[[ Input data open ]]

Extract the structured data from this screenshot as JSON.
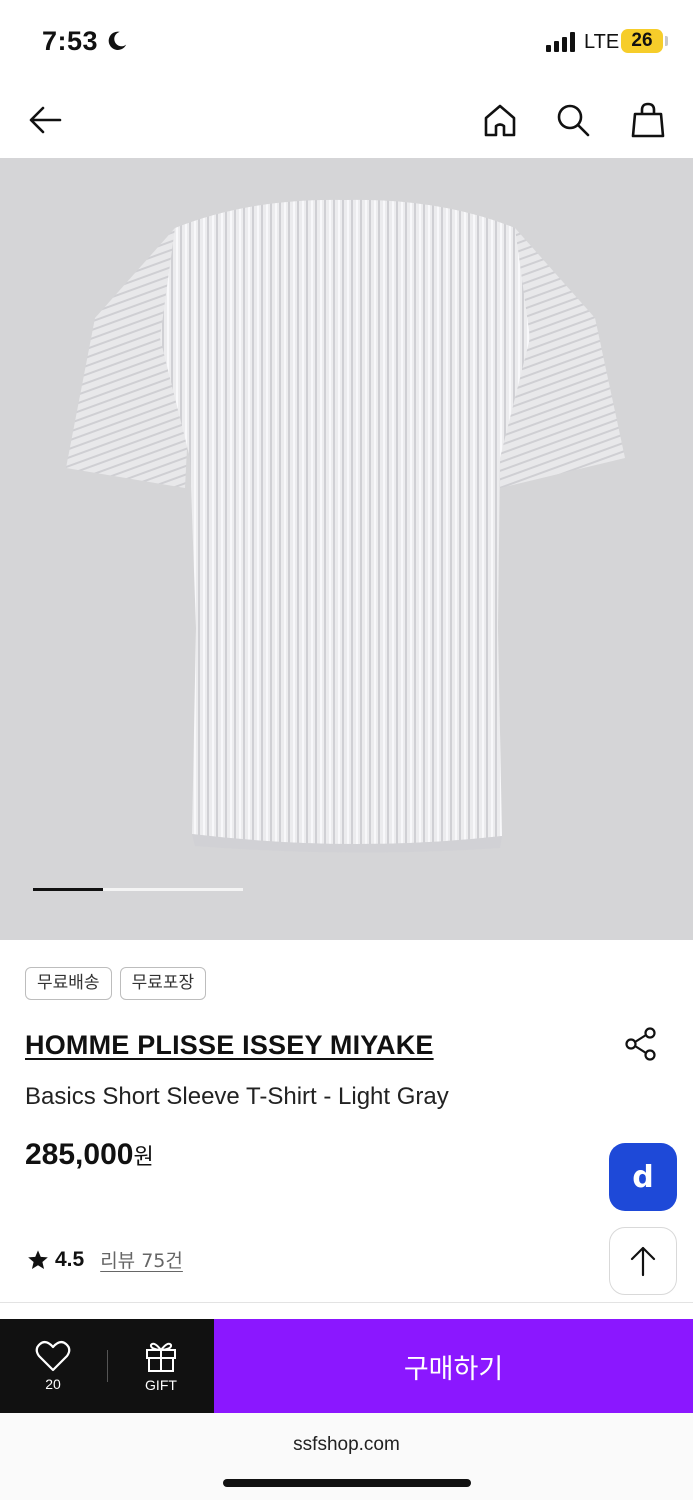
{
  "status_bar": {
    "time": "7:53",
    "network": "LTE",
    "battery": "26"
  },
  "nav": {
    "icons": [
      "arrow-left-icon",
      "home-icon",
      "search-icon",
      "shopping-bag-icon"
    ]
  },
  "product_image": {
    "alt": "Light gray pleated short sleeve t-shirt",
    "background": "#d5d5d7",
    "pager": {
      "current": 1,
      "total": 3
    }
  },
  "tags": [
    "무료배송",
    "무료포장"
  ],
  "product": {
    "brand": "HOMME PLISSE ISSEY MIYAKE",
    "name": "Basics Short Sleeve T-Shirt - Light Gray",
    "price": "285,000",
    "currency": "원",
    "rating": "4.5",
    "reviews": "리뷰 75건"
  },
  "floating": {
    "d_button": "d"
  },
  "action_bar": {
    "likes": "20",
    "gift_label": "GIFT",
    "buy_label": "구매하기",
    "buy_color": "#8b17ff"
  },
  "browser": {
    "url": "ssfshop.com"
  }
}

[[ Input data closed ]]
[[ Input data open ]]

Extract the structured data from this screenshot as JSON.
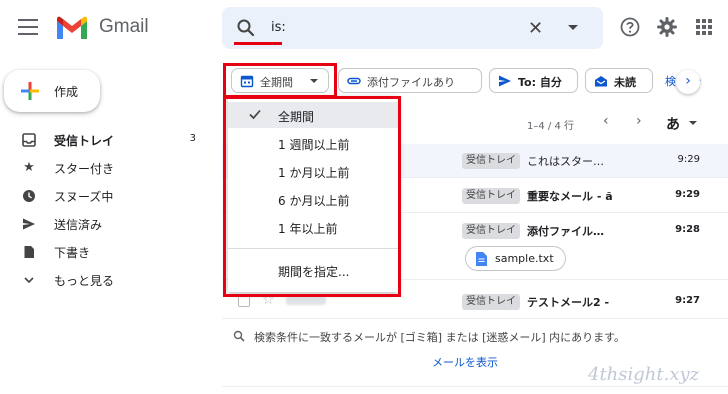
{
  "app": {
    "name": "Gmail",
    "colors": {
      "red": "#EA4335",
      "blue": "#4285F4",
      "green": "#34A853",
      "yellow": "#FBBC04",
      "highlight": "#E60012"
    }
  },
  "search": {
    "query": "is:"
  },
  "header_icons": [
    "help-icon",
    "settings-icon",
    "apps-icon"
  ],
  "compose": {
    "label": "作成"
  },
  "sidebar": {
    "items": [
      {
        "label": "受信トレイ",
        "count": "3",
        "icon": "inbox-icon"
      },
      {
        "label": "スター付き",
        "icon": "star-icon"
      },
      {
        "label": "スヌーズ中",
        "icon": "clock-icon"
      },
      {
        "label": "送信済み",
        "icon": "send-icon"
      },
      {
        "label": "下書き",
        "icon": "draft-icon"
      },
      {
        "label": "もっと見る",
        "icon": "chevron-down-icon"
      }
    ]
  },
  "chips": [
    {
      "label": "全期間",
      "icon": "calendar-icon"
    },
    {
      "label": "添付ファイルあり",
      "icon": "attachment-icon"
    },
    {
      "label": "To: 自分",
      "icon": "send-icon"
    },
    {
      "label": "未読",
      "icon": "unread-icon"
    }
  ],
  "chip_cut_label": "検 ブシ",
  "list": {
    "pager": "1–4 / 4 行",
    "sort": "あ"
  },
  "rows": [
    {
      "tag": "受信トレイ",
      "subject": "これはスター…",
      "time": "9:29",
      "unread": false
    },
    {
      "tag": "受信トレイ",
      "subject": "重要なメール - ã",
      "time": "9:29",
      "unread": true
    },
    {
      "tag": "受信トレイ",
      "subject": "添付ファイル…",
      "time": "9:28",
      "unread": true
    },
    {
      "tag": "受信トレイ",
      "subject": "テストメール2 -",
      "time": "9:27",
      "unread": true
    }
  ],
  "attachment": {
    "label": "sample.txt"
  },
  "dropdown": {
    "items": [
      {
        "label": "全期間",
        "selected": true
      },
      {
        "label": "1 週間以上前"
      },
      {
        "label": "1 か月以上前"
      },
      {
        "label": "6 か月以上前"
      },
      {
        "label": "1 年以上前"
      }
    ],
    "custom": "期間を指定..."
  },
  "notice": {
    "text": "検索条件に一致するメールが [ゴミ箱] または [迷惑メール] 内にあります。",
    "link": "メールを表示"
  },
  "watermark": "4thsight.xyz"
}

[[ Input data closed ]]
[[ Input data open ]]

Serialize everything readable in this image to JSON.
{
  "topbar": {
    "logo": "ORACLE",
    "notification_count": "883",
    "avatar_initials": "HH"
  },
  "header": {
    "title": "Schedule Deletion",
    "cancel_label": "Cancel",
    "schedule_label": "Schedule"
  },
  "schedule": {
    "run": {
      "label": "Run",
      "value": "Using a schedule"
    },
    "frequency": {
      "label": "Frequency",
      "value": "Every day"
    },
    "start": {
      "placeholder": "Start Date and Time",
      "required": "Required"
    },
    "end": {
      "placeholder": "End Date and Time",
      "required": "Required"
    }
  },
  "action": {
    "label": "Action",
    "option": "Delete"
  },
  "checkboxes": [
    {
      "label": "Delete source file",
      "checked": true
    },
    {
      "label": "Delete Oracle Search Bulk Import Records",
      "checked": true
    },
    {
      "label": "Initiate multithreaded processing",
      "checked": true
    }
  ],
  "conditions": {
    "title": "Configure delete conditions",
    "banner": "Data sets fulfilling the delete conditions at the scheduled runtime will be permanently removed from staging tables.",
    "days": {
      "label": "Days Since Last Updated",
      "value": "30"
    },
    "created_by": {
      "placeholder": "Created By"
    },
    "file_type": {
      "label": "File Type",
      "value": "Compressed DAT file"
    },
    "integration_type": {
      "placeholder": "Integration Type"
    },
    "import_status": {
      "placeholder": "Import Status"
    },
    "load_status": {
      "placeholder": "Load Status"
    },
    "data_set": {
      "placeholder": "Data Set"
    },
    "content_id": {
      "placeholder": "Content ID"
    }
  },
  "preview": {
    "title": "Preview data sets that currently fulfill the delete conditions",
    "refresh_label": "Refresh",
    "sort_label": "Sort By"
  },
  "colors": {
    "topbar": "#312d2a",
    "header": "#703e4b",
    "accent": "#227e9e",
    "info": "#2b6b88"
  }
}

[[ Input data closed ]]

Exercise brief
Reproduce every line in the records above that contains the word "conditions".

Answer box
  "conditions": {
    "title": "Configure delete conditions",
    "banner": "Data sets fulfilling the delete conditions at the scheduled runtime will be permanently removed from staging tables.",
    "title": "Preview data sets that currently fulfill the delete conditions",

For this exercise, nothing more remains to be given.